We liked Woolworth's. I'd gone there with Mary sometimes. I have to explain that with our counterculture values, we hated large soulless corporations and the money-grubbing they stood for. So liking Woolworth's is worth remarking upon. But the store was full of useful stuff, and at good prices. You felt like you were getting a fair deal there. If the oppressed peoples had run their own stores, they'd be pretty much like Woolworth's.
Anyone who patronized our local Woolworth emporium at 109th and Broadway will remember one peculiarity of the building. The back left quarter of the store sloped downhill to the corner. If you didn't see it, your inner ear would alert you that something was off balance as you walked back there. The store shelves sloped down with it, but the ceiling was level. It was inexplicable why the floor tilted. The building rested on solid Manhattan bedrock. It had to have been built that way originally. When Woolworth's went out of business the building was renovated to death and some spoilsport changed the floor to the ordinary level style that you can find anywhere.
I went in and started looking around. Down in the back— literally down in the back— I watched the parakeets in the pets section. Then I remembered I'd been wanting to get a new cup, so I looked at what they had and selected one. I looked at some of the home furnishings but I decided not to add anything to my temporary quarters. Next aisle: did I need socks? I guess not. Then there were those pesky scissors. I saw they had the blunt ones for little kids, and maybe I would get a pair of those and say that that was all I could find. But that would be a lie. I took a normal pair. I paid for the cup and scissors up front.
I decided to walk back in the shade of the trees on Riverside Drive. I paused to watch the little kids playing in the tot lots, their parents watching them. I'm sure I did not think that on some day that lay ahead one of those dads would be me and one of those kids would be mine. In fact I am sure I imagined myself for a few minutes as one of the kids on the swings and climbing bars, not one of the old people. But you can't go back.
I walked up the edge of the park to 116th, looking at the trees and feeling the summer air. You don't want to go too fast when it's warm out.

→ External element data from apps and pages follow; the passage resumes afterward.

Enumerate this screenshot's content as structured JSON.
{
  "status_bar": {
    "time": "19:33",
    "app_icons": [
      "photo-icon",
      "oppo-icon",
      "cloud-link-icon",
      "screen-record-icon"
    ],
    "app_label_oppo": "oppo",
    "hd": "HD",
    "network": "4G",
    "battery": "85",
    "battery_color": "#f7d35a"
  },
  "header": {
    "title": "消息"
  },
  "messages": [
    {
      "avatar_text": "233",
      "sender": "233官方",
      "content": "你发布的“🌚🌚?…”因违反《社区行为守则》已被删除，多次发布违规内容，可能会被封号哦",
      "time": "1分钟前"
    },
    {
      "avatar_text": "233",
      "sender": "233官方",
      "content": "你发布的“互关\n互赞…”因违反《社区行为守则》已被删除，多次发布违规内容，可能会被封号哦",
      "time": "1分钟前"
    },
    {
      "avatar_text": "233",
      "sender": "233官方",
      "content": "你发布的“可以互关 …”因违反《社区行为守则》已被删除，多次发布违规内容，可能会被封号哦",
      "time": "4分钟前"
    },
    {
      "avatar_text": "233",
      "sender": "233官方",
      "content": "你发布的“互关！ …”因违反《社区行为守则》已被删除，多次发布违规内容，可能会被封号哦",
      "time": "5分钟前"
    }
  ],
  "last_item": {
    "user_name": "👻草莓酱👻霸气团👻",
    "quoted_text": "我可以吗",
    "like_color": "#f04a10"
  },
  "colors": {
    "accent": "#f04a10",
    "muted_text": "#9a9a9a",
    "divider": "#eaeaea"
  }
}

Then it was up the hill and through the campus grounds, with the college kids lying in the grass or tossing disks, and lastly around to 114th St.

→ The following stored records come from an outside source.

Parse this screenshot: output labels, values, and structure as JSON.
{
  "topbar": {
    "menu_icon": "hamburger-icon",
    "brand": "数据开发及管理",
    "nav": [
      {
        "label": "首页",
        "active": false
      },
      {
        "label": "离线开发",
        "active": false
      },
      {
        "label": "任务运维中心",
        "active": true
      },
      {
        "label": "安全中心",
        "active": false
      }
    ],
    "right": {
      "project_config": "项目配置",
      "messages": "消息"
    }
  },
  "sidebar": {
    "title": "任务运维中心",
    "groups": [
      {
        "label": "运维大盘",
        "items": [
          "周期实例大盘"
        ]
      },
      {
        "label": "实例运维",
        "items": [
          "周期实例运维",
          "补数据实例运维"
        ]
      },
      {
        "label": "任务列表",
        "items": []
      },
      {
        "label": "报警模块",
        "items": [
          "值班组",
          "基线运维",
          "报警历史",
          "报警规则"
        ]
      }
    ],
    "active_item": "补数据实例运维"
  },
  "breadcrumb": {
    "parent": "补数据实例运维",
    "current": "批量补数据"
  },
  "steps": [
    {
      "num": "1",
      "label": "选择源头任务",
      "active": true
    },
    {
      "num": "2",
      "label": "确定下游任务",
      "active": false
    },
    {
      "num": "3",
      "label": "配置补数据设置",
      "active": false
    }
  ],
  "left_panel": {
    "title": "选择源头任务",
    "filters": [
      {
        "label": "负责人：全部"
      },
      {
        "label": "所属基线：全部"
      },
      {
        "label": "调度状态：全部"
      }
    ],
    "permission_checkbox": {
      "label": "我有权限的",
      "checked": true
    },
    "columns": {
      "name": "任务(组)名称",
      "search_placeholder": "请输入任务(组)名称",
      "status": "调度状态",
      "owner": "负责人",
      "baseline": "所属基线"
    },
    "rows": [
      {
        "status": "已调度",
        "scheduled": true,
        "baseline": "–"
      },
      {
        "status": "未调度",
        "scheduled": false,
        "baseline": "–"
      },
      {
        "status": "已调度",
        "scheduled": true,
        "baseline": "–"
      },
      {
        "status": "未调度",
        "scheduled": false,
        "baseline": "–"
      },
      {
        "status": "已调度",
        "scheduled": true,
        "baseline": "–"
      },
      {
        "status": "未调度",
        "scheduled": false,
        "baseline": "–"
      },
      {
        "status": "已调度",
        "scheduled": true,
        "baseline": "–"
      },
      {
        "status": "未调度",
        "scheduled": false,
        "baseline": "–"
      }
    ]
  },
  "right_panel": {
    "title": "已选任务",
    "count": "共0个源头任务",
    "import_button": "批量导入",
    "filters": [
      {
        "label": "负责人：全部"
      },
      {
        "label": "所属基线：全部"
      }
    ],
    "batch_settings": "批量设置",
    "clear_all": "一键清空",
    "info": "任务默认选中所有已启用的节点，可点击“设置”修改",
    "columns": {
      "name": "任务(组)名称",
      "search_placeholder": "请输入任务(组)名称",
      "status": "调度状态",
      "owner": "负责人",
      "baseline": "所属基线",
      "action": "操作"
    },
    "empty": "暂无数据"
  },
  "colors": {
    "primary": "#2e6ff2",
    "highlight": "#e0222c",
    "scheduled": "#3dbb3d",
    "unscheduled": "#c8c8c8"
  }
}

I walked in to the dark empty apartment, left the scissors on the kitchen table, and went into my room to read a book.
Dave and David didn't try to get me to do anything else. There was an odd moment late in the summer when they told me I would have to move because Mary was coming back. As if this had not always been the plan. It was fine with me though. I had a dorm room lined up.
[The next College story is Parents.]
Next time: Parents.